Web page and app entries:

◇ ◇ ◇ ◇

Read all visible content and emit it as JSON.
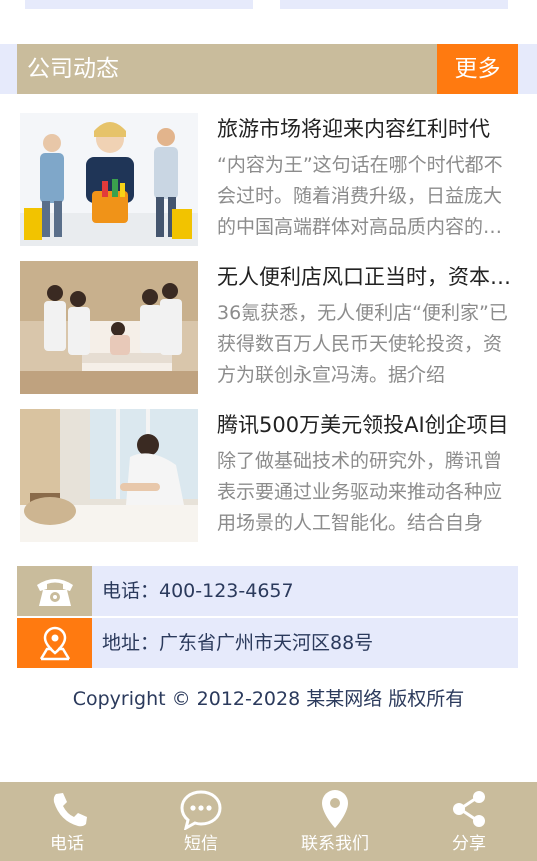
{
  "section": {
    "title": "公司动态",
    "more_label": "更多"
  },
  "news": [
    {
      "title": "旅游市场将迎来内容红利时代",
      "desc": "“内容为王”这句话在哪个时代都不会过时。随着消费升级，日益庞大的中国高端群体对高品质内容的需求"
    },
    {
      "title": "无人便利店风口正当时，资本纷纷入局",
      "desc": "36氪获悉，无人便利店“便利家”已获得数百万人民币天使轮投资，资方为联创永宣冯涛。据介绍"
    },
    {
      "title": "腾讯500万美元领投AI创企项目",
      "desc": "除了做基础技术的研究外，腾讯曾表示要通过业务驱动来推动各种应用场景的人工智能化。结合自身"
    }
  ],
  "contact": {
    "phone": "电话：400-123-4657",
    "address": "地址：广东省广州市天河区88号",
    "phone_icon": "phone-icon",
    "address_icon": "map-pin-icon"
  },
  "footer": {
    "copyright": "Copyright © 2012-2028 某某网络 版权所有"
  },
  "bottom_nav": [
    {
      "label": "电话",
      "icon": "phone-icon"
    },
    {
      "label": "短信",
      "icon": "message-icon"
    },
    {
      "label": "联系我们",
      "icon": "location-icon"
    },
    {
      "label": "分享",
      "icon": "share-icon"
    }
  ],
  "colors": {
    "accent": "#ff7a10",
    "header": "#c9bc9c",
    "light": "#e6eafb"
  }
}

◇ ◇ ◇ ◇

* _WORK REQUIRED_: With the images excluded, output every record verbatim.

* _SOLUTION FOR THIS EXERCISE_:
Read all visible content and emit it as JSON.
{
  "section": {
    "title": "公司动态",
    "more_label": "更多"
  },
  "news": [
    {
      "title": "旅游市场将迎来内容红利时代",
      "desc": "“内容为王”这句话在哪个时代都不会过时。随着消费升级，日益庞大的中国高端群体对高品质内容的需求"
    },
    {
      "title": "无人便利店风口正当时，资本纷纷入局",
      "desc": "36氪获悉，无人便利店“便利家”已获得数百万人民币天使轮投资，资方为联创永宣冯涛。据介绍"
    },
    {
      "title": "腾讯500万美元领投AI创企项目",
      "desc": "除了做基础技术的研究外，腾讯曾表示要通过业务驱动来推动各种应用场景的人工智能化。结合自身"
    }
  ],
  "contact": {
    "phone": "电话：400-123-4657",
    "address": "地址：广东省广州市天河区88号",
    "phone_icon": "phone-icon",
    "address_icon": "map-pin-icon"
  },
  "footer": {
    "copyright": "Copyright © 2012-2028 某某网络 版权所有"
  },
  "bottom_nav": [
    {
      "label": "电话",
      "icon": "phone-icon"
    },
    {
      "label": "短信",
      "icon": "message-icon"
    },
    {
      "label": "联系我们",
      "icon": "location-icon"
    },
    {
      "label": "分享",
      "icon": "share-icon"
    }
  ],
  "colors": {
    "accent": "#ff7a10",
    "header": "#c9bc9c",
    "light": "#e6eafb"
  }
}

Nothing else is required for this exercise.